Copy out all lines from the material that contain the string "Enter".
_ _ _ _
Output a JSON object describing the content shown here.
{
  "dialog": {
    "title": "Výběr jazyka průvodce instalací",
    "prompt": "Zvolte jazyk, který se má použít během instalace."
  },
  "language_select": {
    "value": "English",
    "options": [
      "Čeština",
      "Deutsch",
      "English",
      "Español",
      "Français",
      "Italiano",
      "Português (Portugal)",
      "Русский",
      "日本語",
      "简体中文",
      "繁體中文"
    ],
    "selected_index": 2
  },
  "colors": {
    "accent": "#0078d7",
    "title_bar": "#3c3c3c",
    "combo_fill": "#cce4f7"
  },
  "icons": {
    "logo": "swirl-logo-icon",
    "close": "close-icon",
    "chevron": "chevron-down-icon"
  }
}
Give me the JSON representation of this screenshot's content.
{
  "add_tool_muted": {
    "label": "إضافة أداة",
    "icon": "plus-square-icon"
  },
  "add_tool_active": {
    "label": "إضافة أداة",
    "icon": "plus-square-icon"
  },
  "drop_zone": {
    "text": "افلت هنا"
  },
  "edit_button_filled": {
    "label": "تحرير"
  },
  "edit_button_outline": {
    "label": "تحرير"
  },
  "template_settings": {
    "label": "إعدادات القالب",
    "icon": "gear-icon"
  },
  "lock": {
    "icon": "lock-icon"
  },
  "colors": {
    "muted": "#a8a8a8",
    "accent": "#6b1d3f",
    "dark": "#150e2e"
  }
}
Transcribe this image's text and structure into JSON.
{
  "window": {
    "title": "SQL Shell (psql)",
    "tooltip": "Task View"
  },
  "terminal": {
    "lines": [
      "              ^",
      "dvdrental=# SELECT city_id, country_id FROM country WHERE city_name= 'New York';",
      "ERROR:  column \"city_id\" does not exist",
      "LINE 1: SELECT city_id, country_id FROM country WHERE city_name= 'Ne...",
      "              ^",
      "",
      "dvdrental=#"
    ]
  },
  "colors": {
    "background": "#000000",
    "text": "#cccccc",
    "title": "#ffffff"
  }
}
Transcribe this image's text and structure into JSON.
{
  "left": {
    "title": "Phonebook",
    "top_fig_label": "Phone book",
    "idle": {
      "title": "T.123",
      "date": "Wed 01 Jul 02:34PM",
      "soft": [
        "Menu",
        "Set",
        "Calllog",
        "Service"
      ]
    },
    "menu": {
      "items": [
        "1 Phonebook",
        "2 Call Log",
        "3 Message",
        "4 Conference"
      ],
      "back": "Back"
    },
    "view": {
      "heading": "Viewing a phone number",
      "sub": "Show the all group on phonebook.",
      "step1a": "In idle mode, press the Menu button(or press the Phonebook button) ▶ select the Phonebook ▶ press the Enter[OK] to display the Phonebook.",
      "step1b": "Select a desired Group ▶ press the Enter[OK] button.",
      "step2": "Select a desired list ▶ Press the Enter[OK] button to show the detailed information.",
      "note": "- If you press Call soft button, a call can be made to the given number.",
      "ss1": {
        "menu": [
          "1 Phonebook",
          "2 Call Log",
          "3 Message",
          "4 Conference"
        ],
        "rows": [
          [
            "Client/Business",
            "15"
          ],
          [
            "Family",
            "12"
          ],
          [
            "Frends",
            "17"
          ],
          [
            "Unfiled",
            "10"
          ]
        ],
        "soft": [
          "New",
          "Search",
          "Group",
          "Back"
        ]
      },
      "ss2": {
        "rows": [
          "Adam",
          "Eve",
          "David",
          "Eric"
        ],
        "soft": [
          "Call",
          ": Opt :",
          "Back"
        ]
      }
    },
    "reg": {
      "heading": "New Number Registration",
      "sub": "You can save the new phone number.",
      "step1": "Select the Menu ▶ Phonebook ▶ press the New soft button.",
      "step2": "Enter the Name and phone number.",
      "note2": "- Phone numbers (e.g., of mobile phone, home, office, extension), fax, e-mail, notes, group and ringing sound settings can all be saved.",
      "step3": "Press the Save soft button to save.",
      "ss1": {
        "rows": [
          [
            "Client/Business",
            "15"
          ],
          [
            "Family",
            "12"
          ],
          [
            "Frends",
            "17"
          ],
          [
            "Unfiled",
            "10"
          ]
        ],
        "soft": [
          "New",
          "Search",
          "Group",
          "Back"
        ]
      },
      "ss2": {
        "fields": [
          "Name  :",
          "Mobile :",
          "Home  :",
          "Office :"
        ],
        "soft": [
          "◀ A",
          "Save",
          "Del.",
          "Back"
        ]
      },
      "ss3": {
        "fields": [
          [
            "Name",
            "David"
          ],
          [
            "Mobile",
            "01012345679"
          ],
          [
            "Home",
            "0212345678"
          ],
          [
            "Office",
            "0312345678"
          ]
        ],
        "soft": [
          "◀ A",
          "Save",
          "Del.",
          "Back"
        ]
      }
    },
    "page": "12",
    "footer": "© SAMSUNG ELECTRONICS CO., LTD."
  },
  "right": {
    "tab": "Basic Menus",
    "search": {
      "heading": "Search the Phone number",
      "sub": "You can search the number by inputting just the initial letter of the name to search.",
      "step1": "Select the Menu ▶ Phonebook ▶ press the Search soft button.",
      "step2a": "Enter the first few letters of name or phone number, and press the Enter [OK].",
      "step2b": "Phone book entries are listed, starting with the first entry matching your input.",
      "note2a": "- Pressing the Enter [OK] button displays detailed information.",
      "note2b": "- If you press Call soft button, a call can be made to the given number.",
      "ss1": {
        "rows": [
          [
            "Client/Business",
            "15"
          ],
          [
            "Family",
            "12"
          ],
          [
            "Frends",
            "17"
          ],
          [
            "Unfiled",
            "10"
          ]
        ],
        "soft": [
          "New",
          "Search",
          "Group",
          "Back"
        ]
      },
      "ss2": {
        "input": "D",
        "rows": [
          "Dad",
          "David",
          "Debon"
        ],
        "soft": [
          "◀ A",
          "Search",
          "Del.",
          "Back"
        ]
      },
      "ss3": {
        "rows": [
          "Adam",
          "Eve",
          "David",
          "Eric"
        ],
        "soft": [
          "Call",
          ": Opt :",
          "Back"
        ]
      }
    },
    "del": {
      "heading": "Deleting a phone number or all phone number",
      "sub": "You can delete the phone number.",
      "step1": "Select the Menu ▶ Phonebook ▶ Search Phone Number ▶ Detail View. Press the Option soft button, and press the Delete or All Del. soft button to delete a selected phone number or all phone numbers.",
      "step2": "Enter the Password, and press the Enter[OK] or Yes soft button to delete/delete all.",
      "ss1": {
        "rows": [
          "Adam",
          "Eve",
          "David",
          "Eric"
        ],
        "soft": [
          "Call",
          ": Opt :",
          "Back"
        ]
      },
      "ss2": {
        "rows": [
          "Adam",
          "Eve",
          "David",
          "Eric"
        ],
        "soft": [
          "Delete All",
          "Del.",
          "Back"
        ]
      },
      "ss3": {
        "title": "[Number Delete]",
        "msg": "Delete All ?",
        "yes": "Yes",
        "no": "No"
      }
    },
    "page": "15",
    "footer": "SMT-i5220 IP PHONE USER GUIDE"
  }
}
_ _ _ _
ANSWER:
      "step1a": "In idle mode, press the Menu button(or press the Phonebook button) ▶ select the Phonebook ▶ press the Enter[OK] to display the Phonebook.",
      "step1b": "Select a desired Group ▶ press the Enter[OK] button.",
      "step2": "Select a desired list ▶ Press the Enter[OK] button to show the detailed information.",
      "step2": "Enter the Name and phone number.",
      "step2a": "Enter the first few letters of name or phone number, and press the Enter [OK].",
      "note2a": "- Pressing the Enter [OK] button displays detailed information.",
      "step2": "Enter the Password, and press the Enter[OK] or Yes soft button to delete/delete all.",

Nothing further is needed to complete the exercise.